"Signing Napoli, people thought it would bother me, but I couldn't be more happy," Middlebrooks said. "I played with him in Boston. He is a great teammate. As far as my role, I'm trying to be a backup infielder and be a part of the team."
Middlebrooks needs to stay healthy and show he can hit again. He was once a top prospect and rising star in the Red Sox organization until a series of injuries derailed his career. That's why he is in Rangers camp on a Minor League contract, facing an uphill battle trying to make the team.
But Middlebrooks is also the second-most experienced third baseman in camp behind Adrian Beltre, who is currently dealing with a strained calf muscle.
"The last three years have been a grind," Middlebrooks said. "It all started in 2012 when I broke my wrist, and it snowballed after that, one thing after another. Unfortunately that's the way it goes, trial and error, but you learn how to take care of your body."
Middlebrooks, replacing injured third baseman Kevin Youkilis, made his Major League debut for the Red Sox on May 2, 2012, and he was a big hit right away. He had six extra-base hits, including a grand slam, and nine RBIs in his first four games.

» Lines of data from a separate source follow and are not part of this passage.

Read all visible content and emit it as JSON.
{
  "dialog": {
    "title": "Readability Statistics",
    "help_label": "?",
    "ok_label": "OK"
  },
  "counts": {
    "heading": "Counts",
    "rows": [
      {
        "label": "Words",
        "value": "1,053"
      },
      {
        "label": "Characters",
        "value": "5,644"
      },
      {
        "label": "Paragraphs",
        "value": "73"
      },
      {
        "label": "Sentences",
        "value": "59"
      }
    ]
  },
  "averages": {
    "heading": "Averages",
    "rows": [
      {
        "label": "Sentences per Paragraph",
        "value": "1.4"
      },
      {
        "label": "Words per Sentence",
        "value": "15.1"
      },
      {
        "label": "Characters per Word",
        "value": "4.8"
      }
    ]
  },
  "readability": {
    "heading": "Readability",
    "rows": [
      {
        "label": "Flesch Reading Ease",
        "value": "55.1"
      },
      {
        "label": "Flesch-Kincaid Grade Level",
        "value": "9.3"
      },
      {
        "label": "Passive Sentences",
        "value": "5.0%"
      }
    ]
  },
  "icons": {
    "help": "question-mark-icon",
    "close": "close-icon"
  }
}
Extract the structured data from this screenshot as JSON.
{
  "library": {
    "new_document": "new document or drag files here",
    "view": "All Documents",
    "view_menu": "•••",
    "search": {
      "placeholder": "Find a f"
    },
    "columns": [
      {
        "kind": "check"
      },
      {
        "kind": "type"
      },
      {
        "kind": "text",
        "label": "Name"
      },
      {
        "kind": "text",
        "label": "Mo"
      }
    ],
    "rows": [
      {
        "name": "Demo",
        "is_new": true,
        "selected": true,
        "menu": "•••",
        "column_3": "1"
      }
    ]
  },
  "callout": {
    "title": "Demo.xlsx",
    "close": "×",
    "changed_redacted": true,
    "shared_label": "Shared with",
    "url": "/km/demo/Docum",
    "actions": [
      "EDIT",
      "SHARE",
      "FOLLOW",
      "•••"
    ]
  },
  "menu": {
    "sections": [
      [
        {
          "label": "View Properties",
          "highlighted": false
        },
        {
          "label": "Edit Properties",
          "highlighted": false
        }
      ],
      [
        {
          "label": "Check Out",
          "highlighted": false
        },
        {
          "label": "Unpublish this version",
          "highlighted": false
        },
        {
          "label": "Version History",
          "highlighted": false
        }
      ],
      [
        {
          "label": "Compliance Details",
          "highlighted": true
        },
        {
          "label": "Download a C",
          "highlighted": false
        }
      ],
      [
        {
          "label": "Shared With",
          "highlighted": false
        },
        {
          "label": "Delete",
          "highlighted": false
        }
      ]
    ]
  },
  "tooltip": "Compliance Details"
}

Youkilis, a fan favorite in Boston, returned on May 23, and the Red Sox kept Middlebrooks, creating an awkward situation. Youkilis, in decline because of back issues, moved to first base for a month before being traded to the White Sox.
"It pushed me every day, but it was a good and bad thing," Middlebrooks said. "You push yourself to live up to that, but you're also a young player who has never experienced failure before you get up to the big leagues."
Middlebrooks' dream rookie season ended when he sustained a broken right wrist on Aug. 10. He has been on the disabled list five times in his short career and the Rangers are his fourth organization in four years. He is from Texarkana, Texas, so at least he is playing in his home state.
"Texas is an organization you always hate to play against, because they always find a way to win," Middlebrooks said. "I love [manager Jeff Banister] and the way he goes about his business. It starts at the top and rubs off on the whole team."